Records from a collection:
---
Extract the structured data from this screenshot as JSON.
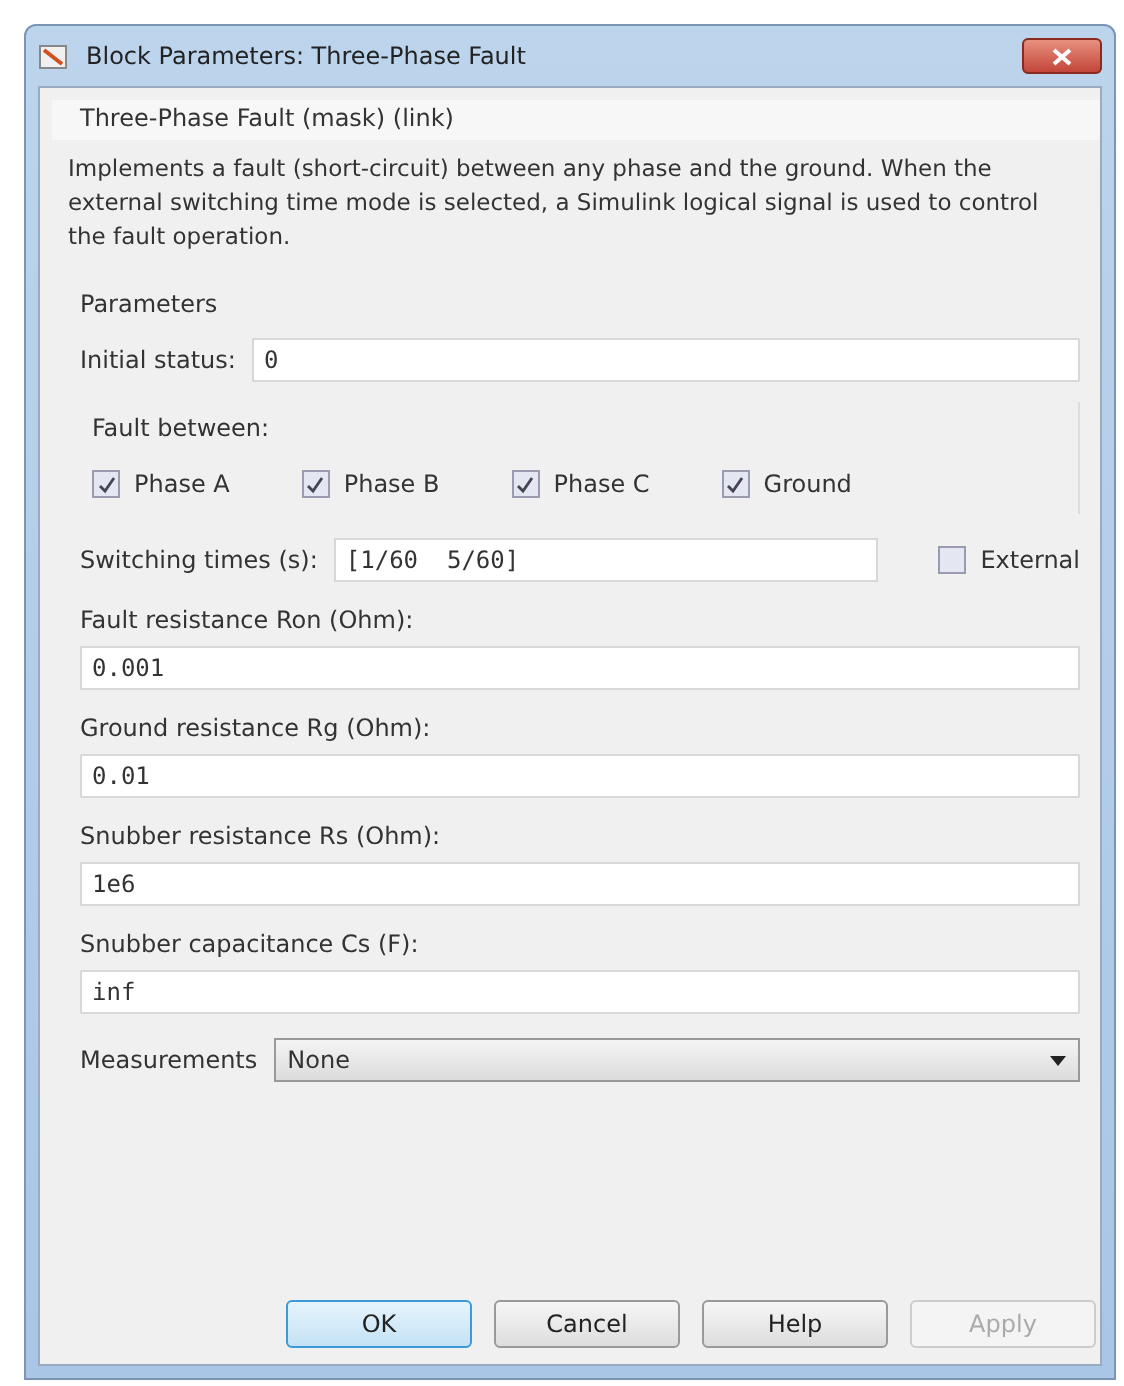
{
  "window": {
    "title": "Block Parameters: Three-Phase Fault"
  },
  "block_header": "Three-Phase Fault (mask) (link)",
  "description": "Implements a fault (short-circuit) between any phase and the ground. When the external switching time mode is selected, a Simulink logical signal is used to control the fault operation.",
  "parameters_label": "Parameters",
  "initial_status": {
    "label": "Initial status:",
    "value": "0"
  },
  "fault_between": {
    "label": "Fault between:",
    "options": [
      {
        "label": "Phase A",
        "checked": true
      },
      {
        "label": "Phase B",
        "checked": true
      },
      {
        "label": "Phase C",
        "checked": true
      },
      {
        "label": "Ground",
        "checked": true
      }
    ]
  },
  "switching_times": {
    "label": "Switching times (s):",
    "value": "[1/60  5/60]",
    "external": {
      "label": "External",
      "checked": false
    }
  },
  "fields": [
    {
      "label": "Fault resistance Ron (Ohm):",
      "value": "0.001"
    },
    {
      "label": "Ground resistance Rg (Ohm):",
      "value": "0.01"
    },
    {
      "label": "Snubber resistance Rs (Ohm):",
      "value": "1e6"
    },
    {
      "label": "Snubber capacitance Cs (F):",
      "value": "inf"
    }
  ],
  "measurements": {
    "label": "Measurements",
    "value": "None"
  },
  "buttons": [
    {
      "label": "OK",
      "default": true,
      "disabled": false
    },
    {
      "label": "Cancel",
      "default": false,
      "disabled": false
    },
    {
      "label": "Help",
      "default": false,
      "disabled": false
    },
    {
      "label": "Apply",
      "default": false,
      "disabled": true
    }
  ]
}
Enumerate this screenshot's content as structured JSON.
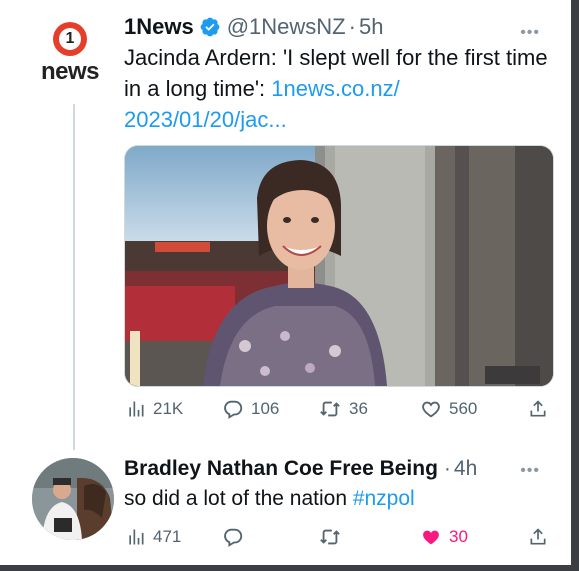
{
  "tweet": {
    "display_name": "1News",
    "handle": "@1NewsNZ",
    "separator": "·",
    "time": "5h",
    "avatar_wordmark": "news",
    "avatar_numeral": "1",
    "text_before_link": "Jacinda Ardern: 'I slept well for the first time in a long time': ",
    "link_text": "1news.co.nz/\n2023/01/20/jac...",
    "link_line1": "1news.co.nz/",
    "link_line2": "2023/01/20/jac...",
    "stats": {
      "views": "21K",
      "replies": "106",
      "retweets": "36",
      "likes": "560"
    }
  },
  "reply": {
    "display_name": "Bradley Nathan Coe Free Being",
    "separator": "·",
    "time": "4h",
    "text": "so did a lot of the nation ",
    "hashtag": "#nzpol",
    "stats": {
      "views": "471",
      "likes": "30"
    }
  },
  "colors": {
    "accent_link": "#1d9bf0",
    "liked_pink": "#f91880",
    "verified_blue": "#1d9bf0",
    "text_primary": "#0f1419",
    "text_secondary": "#536471"
  },
  "icons": {
    "views": "bar-chart-icon",
    "reply": "speech-bubble-icon",
    "retweet": "retweet-arrows-icon",
    "like": "heart-icon",
    "share": "share-upload-icon",
    "more": "more-dots-icon",
    "verified": "verified-badge-icon"
  }
}
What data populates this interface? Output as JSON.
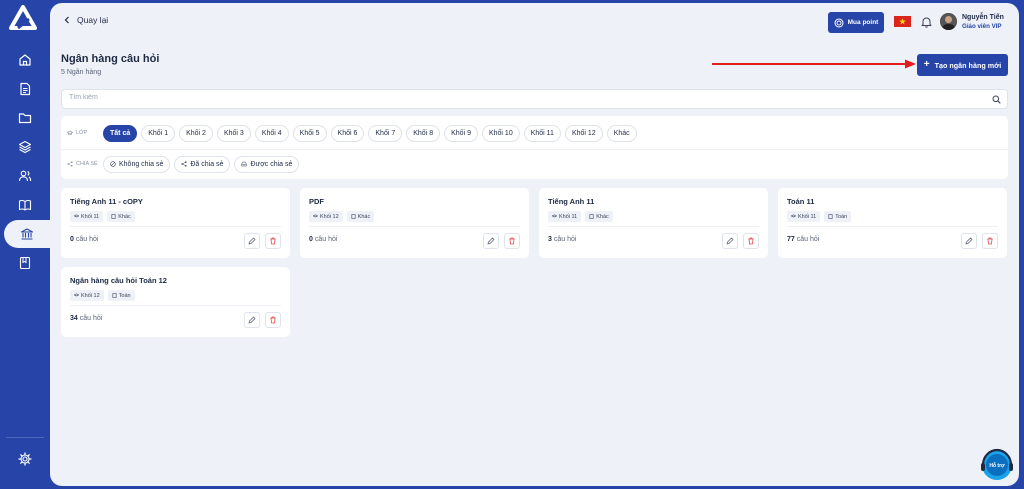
{
  "colors": {
    "primary": "#2745a8",
    "background": "#eef1f7",
    "danger": "#e5484d",
    "annotation_arrow": "#e31b1b"
  },
  "sidebar": {
    "items": [
      {
        "icon": "home-icon"
      },
      {
        "icon": "document-icon"
      },
      {
        "icon": "folder-icon"
      },
      {
        "icon": "layers-icon"
      },
      {
        "icon": "users-icon"
      },
      {
        "icon": "book-open-icon"
      },
      {
        "icon": "bank-icon",
        "active": true
      },
      {
        "icon": "notebook-icon"
      }
    ],
    "settings_icon": "gear-icon"
  },
  "header": {
    "back_label": "Quay lại",
    "mua_point_label": "Mua point",
    "user_name": "Nguyễn Tiến",
    "user_role": "Giáo viên VIP"
  },
  "page": {
    "title": "Ngân hàng câu hỏi",
    "subtitle": "5 Ngân hàng",
    "create_button_label": "Tạo ngân hàng mới"
  },
  "search": {
    "placeholder": "Tìm kiếm",
    "value": ""
  },
  "filters": {
    "grade_label": "LỚP",
    "grades": [
      "Tất cả",
      "Khối 1",
      "Khối 2",
      "Khối 3",
      "Khối 4",
      "Khối 5",
      "Khối 6",
      "Khối 7",
      "Khối 8",
      "Khối 9",
      "Khối 10",
      "Khối 11",
      "Khối 12",
      "Khác"
    ],
    "selected_grade": "Tất cả",
    "share_label": "CHIA SẺ",
    "share_options": [
      "Không chia sẻ",
      "Đã chia sẻ",
      "Được chia sẻ"
    ]
  },
  "banks": [
    {
      "title": "Tiếng Anh 11 - cOPY",
      "grade": "Khối 11",
      "subject": "Khác",
      "count": "0",
      "count_suffix": "câu hỏi"
    },
    {
      "title": "PDF",
      "grade": "Khối 12",
      "subject": "Khác",
      "count": "0",
      "count_suffix": "câu hỏi"
    },
    {
      "title": "Tiếng Anh 11",
      "grade": "Khối 11",
      "subject": "Khác",
      "count": "3",
      "count_suffix": "câu hỏi"
    },
    {
      "title": "Toán 11",
      "grade": "Khối 11",
      "subject": "Toán",
      "count": "77",
      "count_suffix": "câu hỏi"
    },
    {
      "title": "Ngân hàng câu hỏi Toán 12",
      "grade": "Khối 12",
      "subject": "Toán",
      "count": "34",
      "count_suffix": "câu hỏi"
    }
  ],
  "support_badge": "Hỗ trợ"
}
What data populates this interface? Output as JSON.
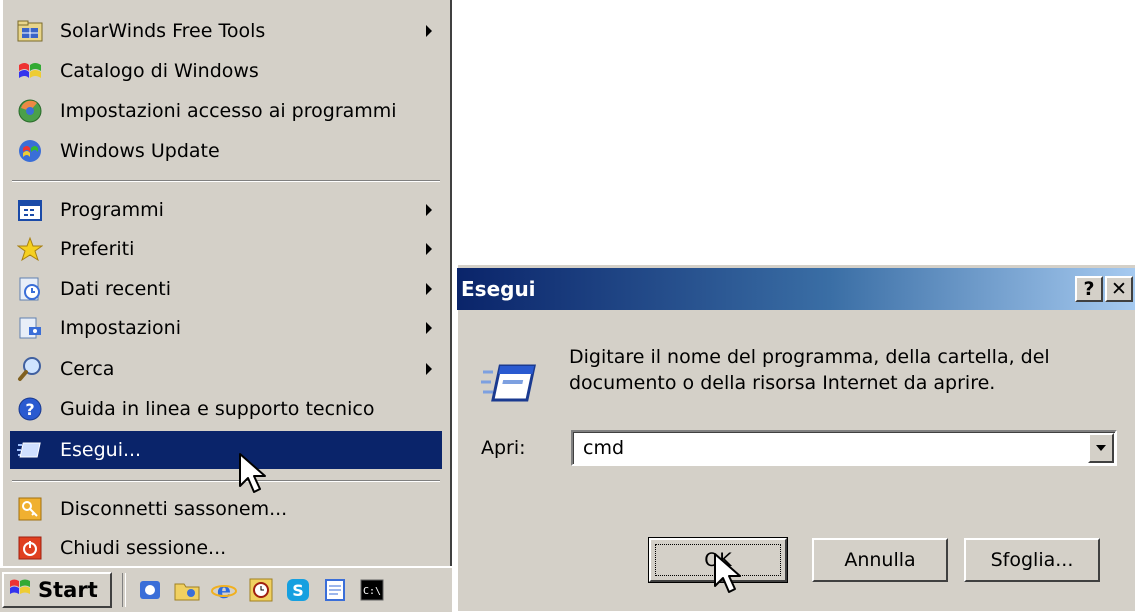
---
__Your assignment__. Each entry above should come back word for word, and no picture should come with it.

__Completed exercise__.
Extract the structured data from this screenshot as JSON.
{
  "window": {
    "title": "Block Parameters: Three-Phase Fault"
  },
  "block_header": "Three-Phase Fault (mask) (link)",
  "description": "Implements a fault (short-circuit) between any phase and the ground. When the external switching time mode is selected, a Simulink logical signal is used to control the fault operation.",
  "parameters_label": "Parameters",
  "initial_status": {
    "label": "Initial status:",
    "value": "0"
  },
  "fault_between": {
    "label": "Fault between:",
    "options": [
      {
        "label": "Phase A",
        "checked": true
      },
      {
        "label": "Phase B",
        "checked": true
      },
      {
        "label": "Phase C",
        "checked": true
      },
      {
        "label": "Ground",
        "checked": true
      }
    ]
  },
  "switching_times": {
    "label": "Switching times (s):",
    "value": "[1/60  5/60]",
    "external": {
      "label": "External",
      "checked": false
    }
  },
  "fields": [
    {
      "label": "Fault resistance Ron (Ohm):",
      "value": "0.001"
    },
    {
      "label": "Ground resistance Rg (Ohm):",
      "value": "0.01"
    },
    {
      "label": "Snubber resistance Rs (Ohm):",
      "value": "1e6"
    },
    {
      "label": "Snubber capacitance Cs (F):",
      "value": "inf"
    }
  ],
  "measurements": {
    "label": "Measurements",
    "value": "None"
  },
  "buttons": [
    {
      "label": "OK",
      "default": true,
      "disabled": false
    },
    {
      "label": "Cancel",
      "default": false,
      "disabled": false
    },
    {
      "label": "Help",
      "default": false,
      "disabled": false
    },
    {
      "label": "Apply",
      "default": false,
      "disabled": true
    }
  ]
}
Enumerate this screenshot's content as structured JSON.
{
  "tweet": {
    "display_name": "1News",
    "handle": "@1NewsNZ",
    "separator": "·",
    "time": "5h",
    "avatar_wordmark": "news",
    "avatar_numeral": "1",
    "text_before_link": "Jacinda Ardern: 'I slept well for the first time in a long time': ",
    "link_text": "1news.co.nz/\n2023/01/20/jac...",
    "link_line1": "1news.co.nz/",
    "link_line2": "2023/01/20/jac...",
    "stats": {
      "views": "21K",
      "replies": "106",
      "retweets": "36",
      "likes": "560"
    }
  },
  "reply": {
    "display_name": "Bradley Nathan Coe Free Being",
    "separator": "·",
    "time": "4h",
    "text": "so did a lot of the nation ",
    "hashtag": "#nzpol",
    "stats": {
      "views": "471",
      "likes": "30"
    }
  },
  "colors": {
    "accent_link": "#1d9bf0",
    "liked_pink": "#f91880",
    "verified_blue": "#1d9bf0",
    "text_primary": "#0f1419",
    "text_secondary": "#536471"
  },
  "icons": {
    "views": "bar-chart-icon",
    "reply": "speech-bubble-icon",
    "retweet": "retweet-arrows-icon",
    "like": "heart-icon",
    "share": "share-upload-icon",
    "more": "more-dots-icon",
    "verified": "verified-badge-icon"
  }
}
What data populates this interface? Output as JSON.
{
  "colors": {
    "primary": "#2745a8",
    "background": "#eef1f7",
    "danger": "#e5484d",
    "annotation_arrow": "#e31b1b"
  },
  "sidebar": {
    "items": [
      {
        "icon": "home-icon"
      },
      {
        "icon": "document-icon"
      },
      {
        "icon": "folder-icon"
      },
      {
        "icon": "layers-icon"
      },
      {
        "icon": "users-icon"
      },
      {
        "icon": "book-open-icon"
      },
      {
        "icon": "bank-icon",
        "active": true
      },
      {
        "icon": "notebook-icon"
      }
    ],
    "settings_icon": "gear-icon"
  },
  "header": {
    "back_label": "Quay lại",
    "mua_point_label": "Mua point",
    "user_name": "Nguyễn Tiến",
    "user_role": "Giáo viên VIP"
  },
  "page": {
    "title": "Ngân hàng câu hỏi",
    "subtitle": "5 Ngân hàng",
    "create_button_label": "Tạo ngân hàng mới"
  },
  "search": {
    "placeholder": "Tìm kiếm",
    "value": ""
  },
  "filters": {
    "grade_label": "LỚP",
    "grades": [
      "Tất cả",
      "Khối 1",
      "Khối 2",
      "Khối 3",
      "Khối 4",
      "Khối 5",
      "Khối 6",
      "Khối 7",
      "Khối 8",
      "Khối 9",
      "Khối 10",
      "Khối 11",
      "Khối 12",
      "Khác"
    ],
    "selected_grade": "Tất cả",
    "share_label": "CHIA SẺ",
    "share_options": [
      "Không chia sẻ",
      "Đã chia sẻ",
      "Được chia sẻ"
    ]
  },
  "banks": [
    {
      "title": "Tiếng Anh 11 - cOPY",
      "grade": "Khối 11",
      "subject": "Khác",
      "count": "0",
      "count_suffix": "câu hỏi"
    },
    {
      "title": "PDF",
      "grade": "Khối 12",
      "subject": "Khác",
      "count": "0",
      "count_suffix": "câu hỏi"
    },
    {
      "title": "Tiếng Anh 11",
      "grade": "Khối 11",
      "subject": "Khác",
      "count": "3",
      "count_suffix": "câu hỏi"
    },
    {
      "title": "Toán 11",
      "grade": "Khối 11",
      "subject": "Toán",
      "count": "77",
      "count_suffix": "câu hỏi"
    },
    {
      "title": "Ngân hàng câu hỏi Toán 12",
      "grade": "Khối 12",
      "subject": "Toán",
      "count": "34",
      "count_suffix": "câu hỏi"
    }
  ],
  "support_badge": "Hỗ trợ"
}
What data populates this interface? Output as JSON.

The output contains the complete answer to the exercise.